▸ Task inputs
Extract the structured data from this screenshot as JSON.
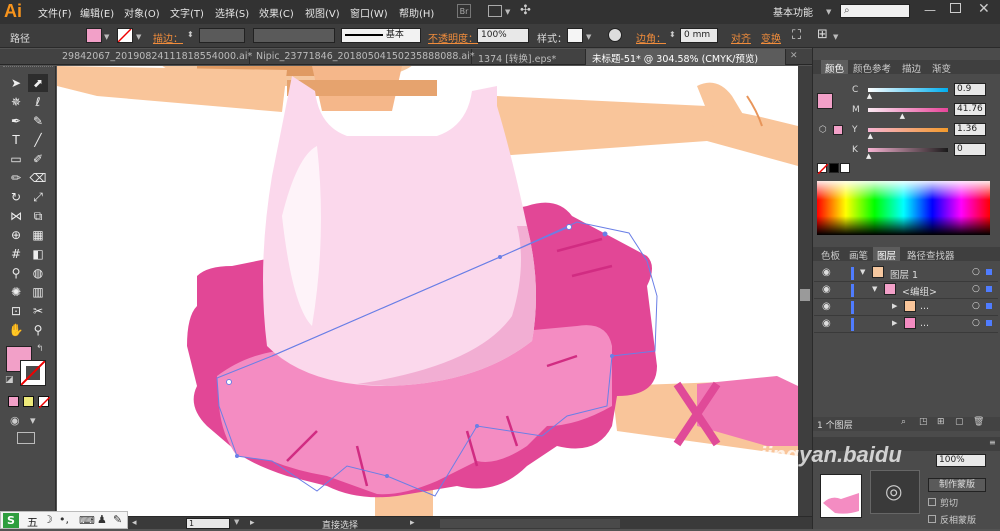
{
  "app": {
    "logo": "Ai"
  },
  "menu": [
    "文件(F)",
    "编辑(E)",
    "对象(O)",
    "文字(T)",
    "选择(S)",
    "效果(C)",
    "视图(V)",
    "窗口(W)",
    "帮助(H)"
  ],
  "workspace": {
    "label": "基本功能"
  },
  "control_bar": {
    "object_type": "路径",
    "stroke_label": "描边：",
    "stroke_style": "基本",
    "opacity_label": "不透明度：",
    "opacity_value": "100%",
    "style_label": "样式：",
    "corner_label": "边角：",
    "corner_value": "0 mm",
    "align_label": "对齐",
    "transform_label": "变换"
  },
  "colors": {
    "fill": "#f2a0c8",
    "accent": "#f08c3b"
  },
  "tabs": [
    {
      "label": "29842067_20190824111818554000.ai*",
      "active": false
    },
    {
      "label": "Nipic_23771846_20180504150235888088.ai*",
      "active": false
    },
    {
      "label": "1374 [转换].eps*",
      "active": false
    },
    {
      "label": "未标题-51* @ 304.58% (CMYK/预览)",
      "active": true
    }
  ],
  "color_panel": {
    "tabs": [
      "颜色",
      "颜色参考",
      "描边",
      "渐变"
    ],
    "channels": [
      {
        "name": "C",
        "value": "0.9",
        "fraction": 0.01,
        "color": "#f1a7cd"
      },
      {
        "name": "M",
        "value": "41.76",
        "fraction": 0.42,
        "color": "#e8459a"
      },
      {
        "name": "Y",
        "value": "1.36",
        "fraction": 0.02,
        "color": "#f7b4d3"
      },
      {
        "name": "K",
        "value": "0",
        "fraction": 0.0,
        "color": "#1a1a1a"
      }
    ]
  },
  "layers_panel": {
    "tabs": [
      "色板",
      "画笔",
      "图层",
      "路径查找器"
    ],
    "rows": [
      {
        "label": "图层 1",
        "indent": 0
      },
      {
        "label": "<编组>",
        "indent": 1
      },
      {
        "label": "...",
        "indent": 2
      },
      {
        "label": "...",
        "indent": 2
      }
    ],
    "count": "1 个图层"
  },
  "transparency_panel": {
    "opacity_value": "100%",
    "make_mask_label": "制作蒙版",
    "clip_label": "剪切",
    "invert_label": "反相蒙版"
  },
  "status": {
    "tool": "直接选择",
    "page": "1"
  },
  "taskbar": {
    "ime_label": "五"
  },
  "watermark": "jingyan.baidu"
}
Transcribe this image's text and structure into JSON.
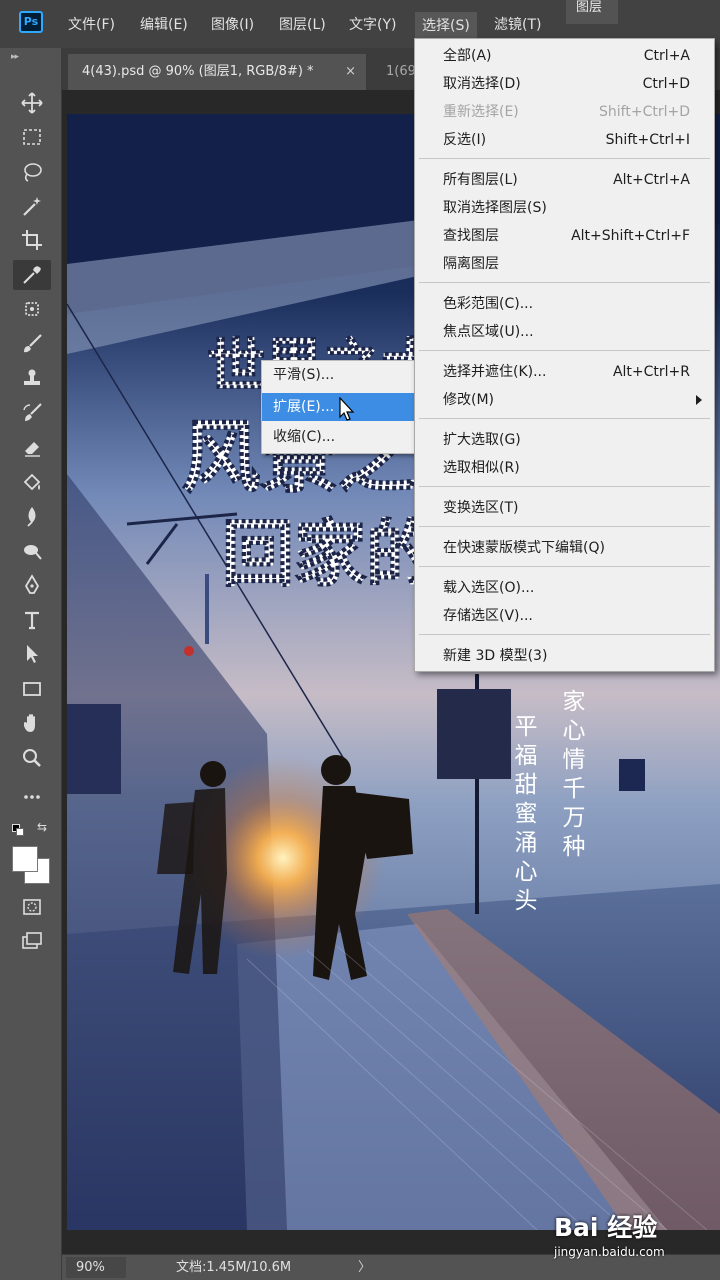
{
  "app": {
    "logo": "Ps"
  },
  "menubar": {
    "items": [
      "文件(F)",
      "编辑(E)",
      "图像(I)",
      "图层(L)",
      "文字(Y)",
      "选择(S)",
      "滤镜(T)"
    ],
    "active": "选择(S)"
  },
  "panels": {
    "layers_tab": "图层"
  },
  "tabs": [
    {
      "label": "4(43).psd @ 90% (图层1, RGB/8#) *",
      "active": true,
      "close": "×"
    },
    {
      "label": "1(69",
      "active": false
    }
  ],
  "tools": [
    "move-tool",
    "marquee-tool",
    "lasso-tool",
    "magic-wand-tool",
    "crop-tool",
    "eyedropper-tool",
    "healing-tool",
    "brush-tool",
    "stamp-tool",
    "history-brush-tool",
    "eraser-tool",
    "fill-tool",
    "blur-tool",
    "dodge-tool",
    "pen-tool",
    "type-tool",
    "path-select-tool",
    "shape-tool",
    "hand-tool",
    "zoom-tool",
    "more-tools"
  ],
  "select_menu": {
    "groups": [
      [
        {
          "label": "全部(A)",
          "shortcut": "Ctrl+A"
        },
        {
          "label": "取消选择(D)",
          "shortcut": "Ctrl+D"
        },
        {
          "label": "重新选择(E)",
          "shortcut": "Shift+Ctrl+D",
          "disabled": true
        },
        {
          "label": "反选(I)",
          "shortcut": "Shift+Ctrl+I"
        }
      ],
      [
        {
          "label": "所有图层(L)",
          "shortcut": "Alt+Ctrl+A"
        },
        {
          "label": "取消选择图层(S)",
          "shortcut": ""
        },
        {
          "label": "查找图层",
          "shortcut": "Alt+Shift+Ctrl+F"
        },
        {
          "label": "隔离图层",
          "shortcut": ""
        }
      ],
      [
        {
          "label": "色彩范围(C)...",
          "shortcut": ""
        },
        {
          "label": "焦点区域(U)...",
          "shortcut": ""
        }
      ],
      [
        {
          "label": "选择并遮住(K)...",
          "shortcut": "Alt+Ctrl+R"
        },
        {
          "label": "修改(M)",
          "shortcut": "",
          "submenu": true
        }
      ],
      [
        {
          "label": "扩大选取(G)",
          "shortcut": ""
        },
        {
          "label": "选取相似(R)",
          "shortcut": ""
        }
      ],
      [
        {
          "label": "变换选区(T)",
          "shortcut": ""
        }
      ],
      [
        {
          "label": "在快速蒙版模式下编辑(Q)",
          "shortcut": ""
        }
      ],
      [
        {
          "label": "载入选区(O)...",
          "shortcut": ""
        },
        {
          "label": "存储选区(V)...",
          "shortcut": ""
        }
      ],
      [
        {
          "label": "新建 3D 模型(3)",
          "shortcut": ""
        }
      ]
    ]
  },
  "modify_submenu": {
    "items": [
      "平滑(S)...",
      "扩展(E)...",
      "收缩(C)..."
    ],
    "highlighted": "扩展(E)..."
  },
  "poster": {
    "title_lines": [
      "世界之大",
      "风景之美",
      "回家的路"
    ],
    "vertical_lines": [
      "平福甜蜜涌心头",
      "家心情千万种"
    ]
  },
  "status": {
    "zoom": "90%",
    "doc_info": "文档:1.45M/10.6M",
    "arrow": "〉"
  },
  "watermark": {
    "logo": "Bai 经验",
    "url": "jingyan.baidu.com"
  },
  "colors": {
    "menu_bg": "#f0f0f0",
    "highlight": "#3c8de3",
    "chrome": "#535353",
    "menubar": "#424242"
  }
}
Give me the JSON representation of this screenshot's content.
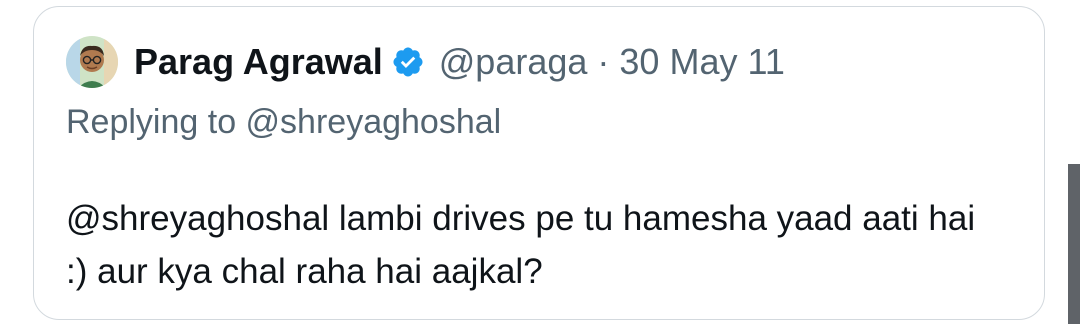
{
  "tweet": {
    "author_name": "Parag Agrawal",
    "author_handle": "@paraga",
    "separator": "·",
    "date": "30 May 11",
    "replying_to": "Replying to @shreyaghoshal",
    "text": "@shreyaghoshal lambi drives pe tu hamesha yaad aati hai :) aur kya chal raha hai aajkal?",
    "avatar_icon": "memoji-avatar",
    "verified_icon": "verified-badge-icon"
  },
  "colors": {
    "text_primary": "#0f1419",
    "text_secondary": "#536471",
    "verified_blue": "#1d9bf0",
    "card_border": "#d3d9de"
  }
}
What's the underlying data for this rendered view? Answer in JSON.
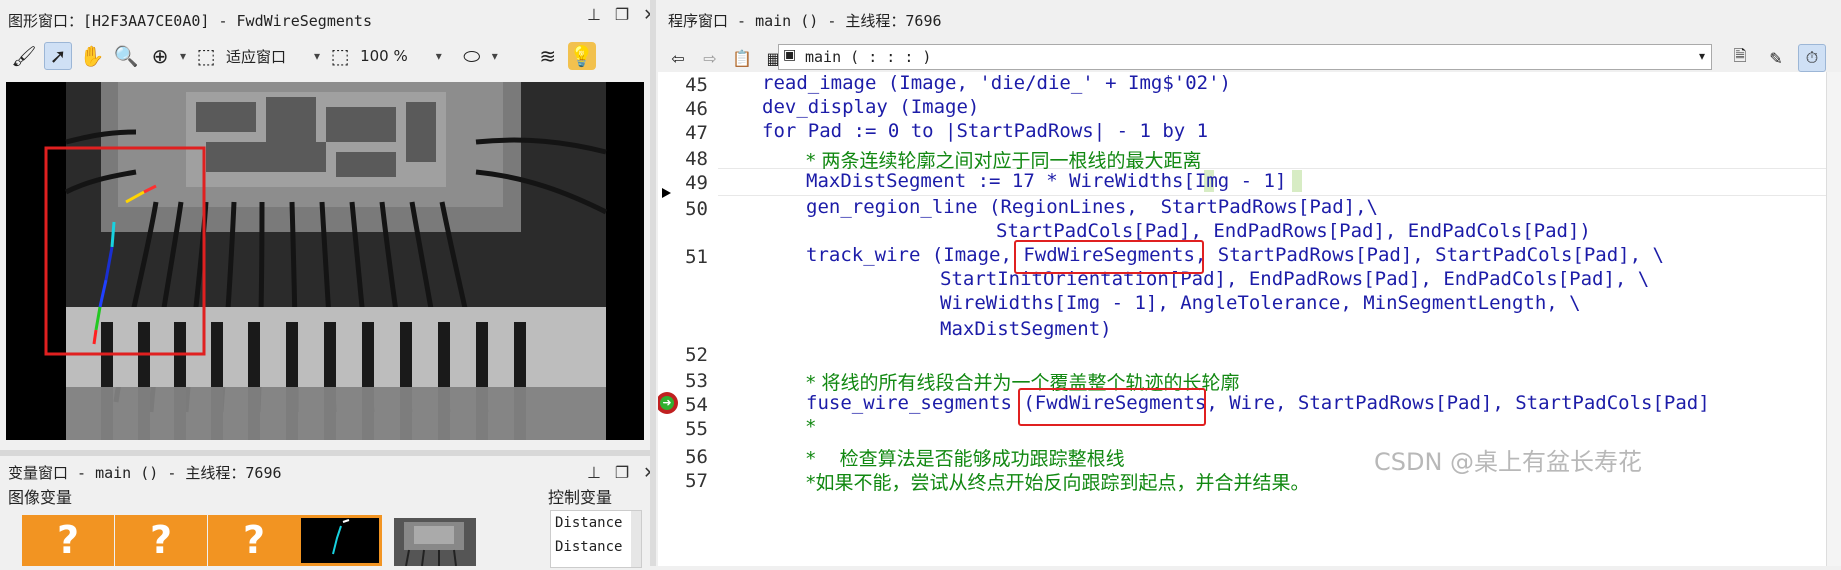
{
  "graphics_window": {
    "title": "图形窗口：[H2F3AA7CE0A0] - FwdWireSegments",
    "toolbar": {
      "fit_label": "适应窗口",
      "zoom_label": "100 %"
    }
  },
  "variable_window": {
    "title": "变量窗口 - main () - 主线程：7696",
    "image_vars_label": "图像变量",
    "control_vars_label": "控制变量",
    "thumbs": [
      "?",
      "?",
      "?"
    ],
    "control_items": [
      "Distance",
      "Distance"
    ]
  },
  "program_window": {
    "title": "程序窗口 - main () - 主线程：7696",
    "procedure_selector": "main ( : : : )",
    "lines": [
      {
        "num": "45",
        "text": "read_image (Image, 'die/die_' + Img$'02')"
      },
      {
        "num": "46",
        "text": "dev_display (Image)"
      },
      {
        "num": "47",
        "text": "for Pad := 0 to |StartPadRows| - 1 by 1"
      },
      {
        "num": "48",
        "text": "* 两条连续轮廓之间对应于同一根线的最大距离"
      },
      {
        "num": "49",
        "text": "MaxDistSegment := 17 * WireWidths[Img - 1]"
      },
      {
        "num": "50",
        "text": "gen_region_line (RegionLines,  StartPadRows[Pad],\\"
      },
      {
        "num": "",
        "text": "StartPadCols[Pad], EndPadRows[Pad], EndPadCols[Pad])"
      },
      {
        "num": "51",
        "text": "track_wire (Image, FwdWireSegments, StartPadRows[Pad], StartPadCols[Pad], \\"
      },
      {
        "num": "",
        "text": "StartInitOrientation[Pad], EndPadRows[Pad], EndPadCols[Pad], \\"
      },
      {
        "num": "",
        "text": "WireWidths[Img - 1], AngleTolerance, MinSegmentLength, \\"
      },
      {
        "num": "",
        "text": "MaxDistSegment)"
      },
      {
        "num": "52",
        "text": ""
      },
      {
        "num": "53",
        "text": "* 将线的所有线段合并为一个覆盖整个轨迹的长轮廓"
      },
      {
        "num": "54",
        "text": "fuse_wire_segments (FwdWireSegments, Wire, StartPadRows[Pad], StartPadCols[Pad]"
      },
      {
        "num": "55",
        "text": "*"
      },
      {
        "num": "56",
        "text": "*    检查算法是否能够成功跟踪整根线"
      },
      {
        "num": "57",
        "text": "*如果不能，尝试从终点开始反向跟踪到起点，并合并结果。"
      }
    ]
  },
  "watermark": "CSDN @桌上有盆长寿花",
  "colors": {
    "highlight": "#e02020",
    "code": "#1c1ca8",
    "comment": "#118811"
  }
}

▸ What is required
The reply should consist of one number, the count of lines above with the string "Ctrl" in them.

▸ Exercise answer
7